Functional magnetic resonance imaging in primary hyperparathyroidism
Eur J Endocrinol
Objective: The neurophysiological mechanisms underlying cognitive dysfunction in primary hyperparathyroidism (PHPT) and the brain regions affected are not clear. We assessed neural activation during cognitive testing (matrix reasoning, paired associates, and logical memory) using functional MRI (fMRI) in 23 patients with PHPT and 23 healthy controls. A subset with PHPT was re-assessed 6 months post-parathyroidectomy (PTX). Design: This is an observational study comparing neural activation by fMRI in patients with PHPT to normative controls. Postmenopausal women were studied at a tertiary referral center. Results: There were no between-group differences in cognitive task performance. Patients with PHPT had lower neural activation vs controls (max Z = 4.02, all P < 0.01) during matrix reasoning in brain regions involved in executive function (left frontal lobe (k = 57) and right medial frontal gyrus (k = 72)) and motor function (right precentral gyrus (k = 51)). During paired associates (verbal memory), those with PHPT had greater activation in the right inferior parietal lobule (language/mathematical operations; k = 65, P < 0.01). Greater activation in this region bilaterally correlated with higher PTH (k = 96, P < 0.01). Post-PTX, activation decreased during matrix reasoning, but in different regions than those affected pre-PTX. Conclusions: PHPT is associated with differences in task-related neural activation patterns, but no difference in cognitive performance.
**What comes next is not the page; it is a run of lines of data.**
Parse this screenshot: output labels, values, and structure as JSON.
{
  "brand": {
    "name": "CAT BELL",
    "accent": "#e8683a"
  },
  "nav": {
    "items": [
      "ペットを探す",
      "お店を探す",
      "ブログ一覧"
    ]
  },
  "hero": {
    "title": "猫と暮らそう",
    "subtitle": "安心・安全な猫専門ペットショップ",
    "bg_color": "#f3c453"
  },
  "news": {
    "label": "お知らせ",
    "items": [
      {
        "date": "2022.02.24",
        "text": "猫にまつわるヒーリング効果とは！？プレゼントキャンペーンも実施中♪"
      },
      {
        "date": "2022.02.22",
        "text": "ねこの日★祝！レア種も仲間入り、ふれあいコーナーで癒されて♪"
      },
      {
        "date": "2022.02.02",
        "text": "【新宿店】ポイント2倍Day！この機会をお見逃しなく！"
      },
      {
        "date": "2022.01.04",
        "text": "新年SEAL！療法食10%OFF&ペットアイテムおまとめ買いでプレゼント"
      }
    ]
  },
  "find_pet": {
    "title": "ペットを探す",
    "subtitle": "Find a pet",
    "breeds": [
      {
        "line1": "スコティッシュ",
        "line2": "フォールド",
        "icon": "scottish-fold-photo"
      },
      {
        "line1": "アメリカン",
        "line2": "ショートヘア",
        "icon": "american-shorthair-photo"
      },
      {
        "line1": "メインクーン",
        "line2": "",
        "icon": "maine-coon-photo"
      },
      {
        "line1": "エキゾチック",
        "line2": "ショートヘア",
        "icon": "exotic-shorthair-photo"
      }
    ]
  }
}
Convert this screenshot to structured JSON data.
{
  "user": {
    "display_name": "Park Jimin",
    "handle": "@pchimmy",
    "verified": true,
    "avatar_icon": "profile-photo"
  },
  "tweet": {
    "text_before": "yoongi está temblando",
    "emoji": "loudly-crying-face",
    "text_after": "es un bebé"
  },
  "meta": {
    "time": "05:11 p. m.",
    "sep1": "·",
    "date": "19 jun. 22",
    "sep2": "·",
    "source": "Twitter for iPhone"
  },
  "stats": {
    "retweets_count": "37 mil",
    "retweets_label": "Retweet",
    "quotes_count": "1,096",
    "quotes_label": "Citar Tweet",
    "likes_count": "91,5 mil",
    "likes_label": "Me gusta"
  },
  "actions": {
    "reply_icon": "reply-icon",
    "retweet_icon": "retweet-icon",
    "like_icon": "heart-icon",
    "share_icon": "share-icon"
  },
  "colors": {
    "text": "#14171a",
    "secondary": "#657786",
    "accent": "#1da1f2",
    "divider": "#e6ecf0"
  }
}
While this may indicate compensation to maintain the same cognitive function, there was no clear improvement in neural activation after PTX. Larger, longitudinal studies that include PHPT patients followed without surgery are needed to determine if PTX could prevent worsening of altered neural activation patterns in PHPT.
21 - 30
School of Medicine
Pulmonary, Critical Care, and Sleep Medicine